Protecting what’s yours

Seniors’ organizations and financial institutions in B.C. have joined forces to protect elderly citizens against financial abuse. One initiative has the B.C. Coalition to Eliminate Abuse of Seniors (BCCEAS) working with banks, credit unions and trust companies to make seniors more aware of financial abuse, teaching them how to recognize and then deal with it.

“Over the last five years, the number of telephone calls our organization received from seniors concerning financial abuse increased almost 50 per cent,” says Carol War-Hall, executive director of BCCEAS. “As a result, we formed a Task Force made up of members from BCCEAS, banks and credit unions and looked into what was happening in Victoria, the Okanagan and Fraser Valley, because those three places have a large concentration of older people.”

A brochure called Money Matters for Seniors, detailing specific actions that could be taken to avoid exploitation, was published, followed by a training manual and a facilitators’ guide for training front line workers and managers from financial institutions how to spot financial abuse – and prevent it. A video was also produced to compliment the manual.

The second project,he ABCs of Fraud, is based on a program introduced by the Volunteer Centre of Metro Toronto. Funded by Scotiabank, the program proved so successful it was expanded to – Vancouver, Calgary and Halifax.

“Financial abuse of seniors can occur in any culture, and there’s a distinction between fraud – that’s clearly illegal – and a scam that technically does not break the law,” says Charmian Spencer, a lawyer and researcher from Simon Fraser University’s Gerontology Research Centre. “The 411 Seniors Centre has 20 volunteers who counsel other seniors and have found all types of abuse and neglect,” says Angela Brooks, client service coordinator with the downtown Vancouver Centre. “We conducted a needs assessment study and found that newcomers to Canada, for example, faced many barriers such as language, and because many seniors lived in isolation they were not aware of the services and benefits they were entitled to receive.

This often led to victimization,” Brooks says.

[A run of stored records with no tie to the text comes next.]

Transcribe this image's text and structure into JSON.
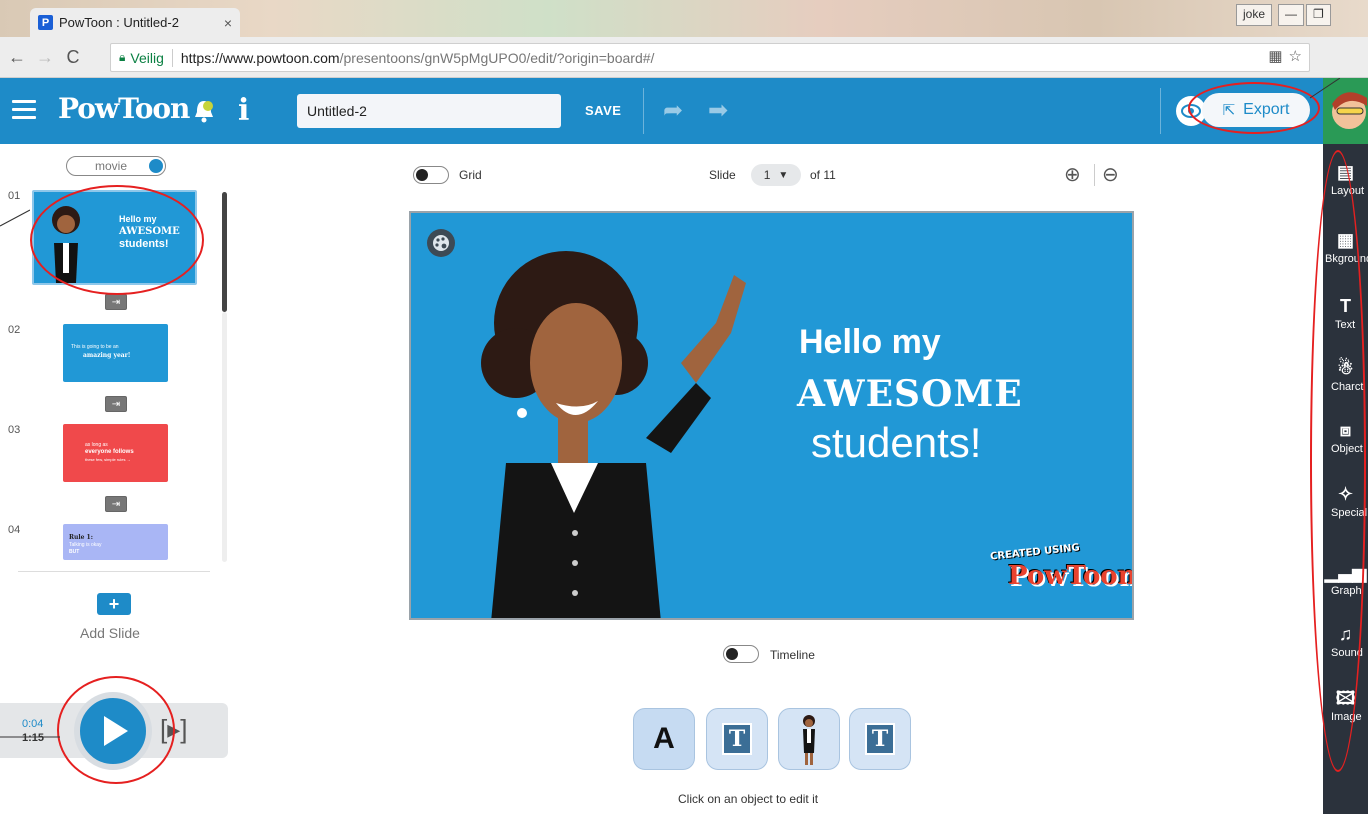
{
  "browser": {
    "tab_title": "PowToon : Untitled-2",
    "tab_favicon_letter": "P",
    "tab_close": "×",
    "window_user": "joke",
    "secure_label": "Veilig",
    "url_host": "https://www.powtoon.com",
    "url_path": "/presentoons/gnW5pMgUPO0/edit/?origin=board#/"
  },
  "header": {
    "logo_text": "PowToon",
    "info_symbol": "i",
    "title_value": "Untitled-2",
    "save_label": "SAVE",
    "export_label": "Export"
  },
  "left_panel": {
    "movie_toggle_label": "movie",
    "slide_numbers": [
      "01",
      "02",
      "03",
      "04"
    ],
    "thumbs": [
      {
        "line1": "Hello my",
        "line2": "AWESOME",
        "line3": "students!",
        "color": "#2198d6"
      },
      {
        "line1": "This is going to be an",
        "line2": "amazing year!",
        "color": "#2198d6"
      },
      {
        "line1": "as long as",
        "line2": "everyone follows",
        "line3": "these few, simple rules →",
        "color": "#f0494b"
      },
      {
        "line1": "Rule 1:",
        "line2": "Talking is okay",
        "line3": "BUT",
        "color": "#a9b6f5"
      }
    ],
    "add_slide_label": "Add Slide",
    "time_current": "0:04",
    "time_total": "1:15"
  },
  "canvas": {
    "grid_label": "Grid",
    "slide_label": "Slide",
    "slide_current": "1",
    "slide_of": "of 11",
    "stage_line1": "Hello my",
    "stage_line2": "AWESOME",
    "stage_line3": "students!",
    "watermark_small": "CREATED USING",
    "watermark_brand": "PowToon",
    "timeline_label": "Timeline",
    "object_hint": "Click on an object to edit it",
    "object_buttons": [
      "A",
      "T",
      "character",
      "T"
    ],
    "background_color": "#2198d6"
  },
  "toolbar": {
    "items": [
      {
        "label": "Layout",
        "icon": "layout-icon"
      },
      {
        "label": "Bkground",
        "icon": "background-icon"
      },
      {
        "label": "Text",
        "icon": "text-icon"
      },
      {
        "label": "Charct",
        "icon": "character-icon"
      },
      {
        "label": "Object",
        "icon": "object-icon"
      },
      {
        "label": "Special",
        "icon": "special-icon"
      },
      {
        "label": "Graph",
        "icon": "graph-icon"
      },
      {
        "label": "Sound",
        "icon": "sound-icon"
      },
      {
        "label": "Image",
        "icon": "image-icon"
      }
    ]
  },
  "colors": {
    "brand_blue": "#1e8bc8",
    "toolbar_dark": "#2b323c",
    "annotation_red": "#e52020"
  }
}
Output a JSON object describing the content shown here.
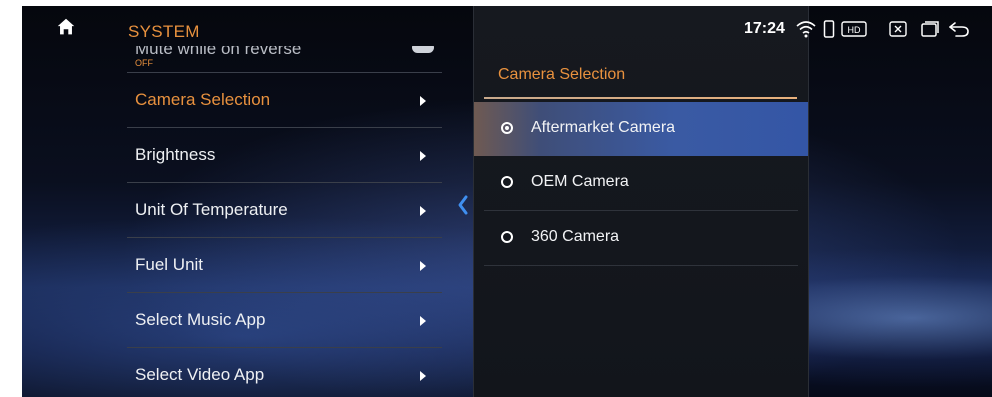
{
  "header": {
    "title": "SYSTEM"
  },
  "status": {
    "time": "17:24",
    "hd_label": "HD"
  },
  "menu": {
    "partial_item": {
      "label": "Mute while on reverse",
      "value": "OFF"
    },
    "items": [
      {
        "label": "Camera Selection",
        "active": true
      },
      {
        "label": "Brightness",
        "active": false
      },
      {
        "label": "Unit Of Temperature",
        "active": false
      },
      {
        "label": "Fuel Unit",
        "active": false
      },
      {
        "label": "Select Music App",
        "active": false
      },
      {
        "label": "Select Video App",
        "active": false
      }
    ]
  },
  "panel": {
    "title": "Camera Selection",
    "options": [
      {
        "label": "Aftermarket Camera",
        "selected": true
      },
      {
        "label": "OEM Camera",
        "selected": false
      },
      {
        "label": "360 Camera",
        "selected": false
      }
    ]
  },
  "icons": {
    "home": "home-icon",
    "wifi": "wifi-icon",
    "phone": "phone-icon",
    "hd": "hd-icon",
    "close_box": "close-box-icon",
    "recent_apps": "recent-apps-icon",
    "back": "back-icon",
    "chevron_left": "chevron-left-icon",
    "arrow_right": "arrow-right-icon"
  },
  "colors": {
    "accent": "#e8913e",
    "selected_row": "#3456a6",
    "panel_bg": "#16191f",
    "text": "#eef0f3"
  }
}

As a result, 15 volunteers have been trained to give presentations to groups at various locations, such as neighbourhood houses and seniors” centres. “We hope to train another group of volunteers in the fall, and include more people from different ethnic groups we want to help – we already have two Chinese volunteers,” says Hall.